It is a contemporary Western story about John W "Jack" Burns a roaming ranch hand. In the story Burns is a cowboy who rejects modern technology and is unable to embrace modern society. He would not like todays computer age! He hates fences that restrict freedom of movement. Burns has no social security card, no driving licence and refuses to register for the draft. In short something of a rebel. When a close friend is jailed, he thinks nothing of deliberately getting himself arrested and trying to spring his friend. There is a very entertaining scene where he fights a one armed man in a bar to achieve this. In jail his friend refuses his help so Jack escapes anyway and takes to his splendid horse "Whisky". Together they head towards the mountains and Old Mexico beyond. They are pursued by the law making full use of modern technology in the form of vehicles and helicopters. Jack has an appointment with destiny and a climactic ending. Abbey describes a scene where Jack and Whisky climb up a tortuous mountain route. "Behind him rose the dark mountain. Far above, remote in time and space, the glittering stars wheeled to the beat of a cosmic drum".Read more ›

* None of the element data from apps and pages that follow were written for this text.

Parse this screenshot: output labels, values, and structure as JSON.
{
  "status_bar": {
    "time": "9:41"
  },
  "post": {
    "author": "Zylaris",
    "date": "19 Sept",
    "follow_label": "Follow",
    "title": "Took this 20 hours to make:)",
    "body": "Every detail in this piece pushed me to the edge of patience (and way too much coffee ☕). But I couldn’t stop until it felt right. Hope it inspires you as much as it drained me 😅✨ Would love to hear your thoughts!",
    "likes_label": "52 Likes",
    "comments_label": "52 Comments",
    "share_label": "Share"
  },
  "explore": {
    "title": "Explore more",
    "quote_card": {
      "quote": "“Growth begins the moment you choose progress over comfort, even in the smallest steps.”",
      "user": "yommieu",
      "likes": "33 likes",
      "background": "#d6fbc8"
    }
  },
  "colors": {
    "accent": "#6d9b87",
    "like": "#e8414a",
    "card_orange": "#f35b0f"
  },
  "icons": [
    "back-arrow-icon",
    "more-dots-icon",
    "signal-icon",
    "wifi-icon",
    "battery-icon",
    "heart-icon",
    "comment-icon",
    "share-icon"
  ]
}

What, perhaps, I had least expected was humour, yet found myself convulsed with laughter on a number of occasions, especially relishing the jail scene dialogue between Burns and Bondi and the dry humour of Morey Johnson, containing his frustration at the idiots around him, as well as expressing his basic humanity.
Beneath all, it is a serious book. However, the ending excepted perhaps, Abbey never explicitly collars the reader. Throughout, the intelligence and literary savvy of the author work side by side with the presentation of simple decency and a reverence for the natural world in which his protagonist remains in the face of exploding urbanisation.
Unlike most, I imagine, I came to this novel, with no knowledge of “The Monkey Wrench Gang”, nor of the Kirk Douglas film based on “The Brave Cowboy”. I shall now set myself to rectify both omissions.
Over the last few years I have read some fine western novels: “Blood Meridian”, The Border Trilogy”, “Lonesome Dove”, Incident at Owl Creek” and others. Most recently I encountered and was overwhelmed by “Warlock”. I had not expected to fall upon another novel of this calibre this year. “Brave Cowboy”, on the surface anyway, is less ambitious than most of these, but certainly in my view fit to stand beside them. A most rewarding find!
Most Recent Customer Reviews
Great story...love that way of life...going back....not being dragged forward with the rest of so called progress, and living how he wanted to live for as much as he could.Published on 29 Mar. 2014 by patrick tobin